of the highlights of this edition,
as promised in the summer issue,
career of Jack Butler. A member of SBU's
Class of 1951, Butler played nine sea-
sons as cornerback with the Pittsburgh
Steelers and was inducted into the Pro
Football Hall of Fame last August.
Butler's story is written by the university's
talented marketing and media relations
director Tom Missel, who was a sports-
writer in a previous life and the lead con-
tributor to the commemorative basket-
ball book "A Legacy Defined."
of while on campus.
dent production of "Hamlet" presented
during the 1949-1950 academic year.
Aicher, a self-described "skinny non-ath-
lete," and the muscular Butler were both
spear-carriers in the play. Regardless of
their role, all members of the cast were
required to attend every rehearsal,
demanded the director, Fr. Regis Galvin,
least several weeks after the last per-
formance," said Aicher. "Jack Butler
... has to be one of the few members of
the (Pro) Football Hall of Fame who has
more than a passing acquaintance with
the Bard of Avon, and especially what
has been often described as his greatest
for that era.
on the varsity football team, who was
known for his recitations of "The Face
performances. Miller would go on to
serve for a while as a New York State
Assemblyman from Binghamton.
for his amazing feats on the gridiron but
also won Honorable Mention for the phi-
losophy medal his senior year. The medal
was won by J. Daniel Mahoney, a mem-
ber of the tennis team, who eventually
became a federal judge and a member
of the Second Circuit Court of Appeals.
medal," Aicher recalled.
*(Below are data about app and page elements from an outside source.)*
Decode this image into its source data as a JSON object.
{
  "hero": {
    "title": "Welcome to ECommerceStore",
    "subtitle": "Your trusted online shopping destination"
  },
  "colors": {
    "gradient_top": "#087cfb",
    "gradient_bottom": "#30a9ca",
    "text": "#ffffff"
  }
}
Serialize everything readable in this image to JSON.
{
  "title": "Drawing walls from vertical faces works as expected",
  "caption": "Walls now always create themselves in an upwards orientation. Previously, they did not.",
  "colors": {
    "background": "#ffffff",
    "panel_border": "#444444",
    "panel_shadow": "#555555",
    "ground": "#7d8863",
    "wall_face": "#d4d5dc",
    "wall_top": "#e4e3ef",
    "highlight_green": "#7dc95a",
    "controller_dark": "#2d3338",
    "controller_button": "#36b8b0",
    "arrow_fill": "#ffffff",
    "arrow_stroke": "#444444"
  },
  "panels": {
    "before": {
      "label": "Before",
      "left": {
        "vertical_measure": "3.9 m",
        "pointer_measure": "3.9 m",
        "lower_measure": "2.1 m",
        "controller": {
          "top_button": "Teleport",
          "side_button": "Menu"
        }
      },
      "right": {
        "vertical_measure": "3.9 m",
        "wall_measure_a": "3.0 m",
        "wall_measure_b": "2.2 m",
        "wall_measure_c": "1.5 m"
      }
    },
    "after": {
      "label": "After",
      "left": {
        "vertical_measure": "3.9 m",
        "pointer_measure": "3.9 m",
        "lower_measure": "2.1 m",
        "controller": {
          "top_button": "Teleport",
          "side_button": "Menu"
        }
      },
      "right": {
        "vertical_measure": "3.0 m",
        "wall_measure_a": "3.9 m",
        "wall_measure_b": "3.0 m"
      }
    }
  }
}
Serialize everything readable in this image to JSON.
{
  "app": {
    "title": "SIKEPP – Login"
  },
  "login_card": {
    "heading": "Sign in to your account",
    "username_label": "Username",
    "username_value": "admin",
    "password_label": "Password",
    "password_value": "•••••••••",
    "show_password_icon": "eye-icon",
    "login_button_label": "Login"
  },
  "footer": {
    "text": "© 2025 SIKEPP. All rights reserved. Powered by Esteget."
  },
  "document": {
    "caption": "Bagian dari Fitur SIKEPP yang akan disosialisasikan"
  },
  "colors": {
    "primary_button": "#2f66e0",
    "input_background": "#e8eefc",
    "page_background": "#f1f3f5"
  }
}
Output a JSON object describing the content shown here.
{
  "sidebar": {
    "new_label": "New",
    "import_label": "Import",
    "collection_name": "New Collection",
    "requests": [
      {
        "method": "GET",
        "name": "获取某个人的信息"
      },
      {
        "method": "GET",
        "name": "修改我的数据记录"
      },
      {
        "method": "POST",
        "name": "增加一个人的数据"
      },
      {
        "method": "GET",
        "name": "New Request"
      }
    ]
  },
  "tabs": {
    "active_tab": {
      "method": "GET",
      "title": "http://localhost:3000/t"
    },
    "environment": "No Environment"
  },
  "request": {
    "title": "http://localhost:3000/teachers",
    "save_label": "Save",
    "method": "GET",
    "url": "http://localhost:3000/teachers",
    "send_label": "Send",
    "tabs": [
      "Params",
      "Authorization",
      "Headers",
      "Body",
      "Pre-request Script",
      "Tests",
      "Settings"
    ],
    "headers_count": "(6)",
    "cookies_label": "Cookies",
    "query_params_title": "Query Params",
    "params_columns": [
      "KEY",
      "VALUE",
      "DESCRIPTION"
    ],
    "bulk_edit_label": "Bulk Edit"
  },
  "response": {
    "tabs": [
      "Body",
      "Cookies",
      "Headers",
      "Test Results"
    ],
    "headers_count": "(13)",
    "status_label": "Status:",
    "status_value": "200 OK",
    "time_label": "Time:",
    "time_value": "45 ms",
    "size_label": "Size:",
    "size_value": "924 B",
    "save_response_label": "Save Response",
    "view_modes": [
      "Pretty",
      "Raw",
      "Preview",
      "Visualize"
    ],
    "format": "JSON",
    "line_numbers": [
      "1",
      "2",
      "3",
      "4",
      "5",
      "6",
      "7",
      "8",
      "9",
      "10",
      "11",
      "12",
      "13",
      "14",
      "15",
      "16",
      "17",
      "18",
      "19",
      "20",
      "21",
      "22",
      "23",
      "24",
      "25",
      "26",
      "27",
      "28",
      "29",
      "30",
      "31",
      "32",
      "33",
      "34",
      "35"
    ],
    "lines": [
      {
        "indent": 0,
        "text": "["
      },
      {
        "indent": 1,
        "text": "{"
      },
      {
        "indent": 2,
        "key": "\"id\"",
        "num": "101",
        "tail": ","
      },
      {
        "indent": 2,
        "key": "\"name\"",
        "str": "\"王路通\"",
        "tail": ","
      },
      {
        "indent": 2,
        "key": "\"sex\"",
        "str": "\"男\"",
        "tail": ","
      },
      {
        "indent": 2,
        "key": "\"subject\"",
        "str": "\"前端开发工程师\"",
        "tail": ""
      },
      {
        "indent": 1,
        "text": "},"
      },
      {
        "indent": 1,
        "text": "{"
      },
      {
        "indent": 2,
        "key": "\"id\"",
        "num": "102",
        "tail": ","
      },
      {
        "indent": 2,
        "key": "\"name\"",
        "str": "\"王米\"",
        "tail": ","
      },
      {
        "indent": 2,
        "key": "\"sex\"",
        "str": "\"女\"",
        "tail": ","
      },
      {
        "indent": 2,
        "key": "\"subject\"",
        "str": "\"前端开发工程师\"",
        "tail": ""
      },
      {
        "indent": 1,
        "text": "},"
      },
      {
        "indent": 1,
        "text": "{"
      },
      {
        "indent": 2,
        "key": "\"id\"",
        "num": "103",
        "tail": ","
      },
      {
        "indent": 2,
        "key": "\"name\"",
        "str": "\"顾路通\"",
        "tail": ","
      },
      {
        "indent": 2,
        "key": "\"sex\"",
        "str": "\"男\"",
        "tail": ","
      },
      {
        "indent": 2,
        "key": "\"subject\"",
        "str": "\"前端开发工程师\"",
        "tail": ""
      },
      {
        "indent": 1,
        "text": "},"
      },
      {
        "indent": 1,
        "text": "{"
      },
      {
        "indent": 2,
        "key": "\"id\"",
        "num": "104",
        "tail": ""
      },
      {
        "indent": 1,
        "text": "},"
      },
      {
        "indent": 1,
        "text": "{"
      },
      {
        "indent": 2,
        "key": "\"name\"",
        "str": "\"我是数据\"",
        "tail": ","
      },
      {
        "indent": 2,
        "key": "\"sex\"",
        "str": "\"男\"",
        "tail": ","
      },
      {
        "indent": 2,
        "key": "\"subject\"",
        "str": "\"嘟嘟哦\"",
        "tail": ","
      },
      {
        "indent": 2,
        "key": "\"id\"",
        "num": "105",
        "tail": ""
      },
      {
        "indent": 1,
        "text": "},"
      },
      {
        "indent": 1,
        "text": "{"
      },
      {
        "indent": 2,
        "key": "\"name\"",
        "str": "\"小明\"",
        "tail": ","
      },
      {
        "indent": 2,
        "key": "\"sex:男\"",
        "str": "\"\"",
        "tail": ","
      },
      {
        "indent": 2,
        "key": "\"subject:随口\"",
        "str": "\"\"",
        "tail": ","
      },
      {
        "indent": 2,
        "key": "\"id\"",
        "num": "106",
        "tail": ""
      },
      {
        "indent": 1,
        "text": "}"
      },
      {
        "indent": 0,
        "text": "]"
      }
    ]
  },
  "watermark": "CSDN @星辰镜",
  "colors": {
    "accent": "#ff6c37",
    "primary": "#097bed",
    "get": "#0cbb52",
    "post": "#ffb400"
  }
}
Hanifin became
a successful attorney and later a New
York State Judge of the Court of Claims.
Man in 1952.
lege athletes. They all make us proud to
have known them, to value them as
friends and classmates and not just jocks,"
emonies in Canton, Ohio, was impressive
as a representative of St. Bonaventure,
exhibiting his brevity and humor.
cations at St. Bonaventure.)
from right). The poisoner was George McPhillips, '52, the victim Hugh Donlon, '52. King
Claudius was played by Dick Miller, '51, and Polonius was played by John A. Regan, '50.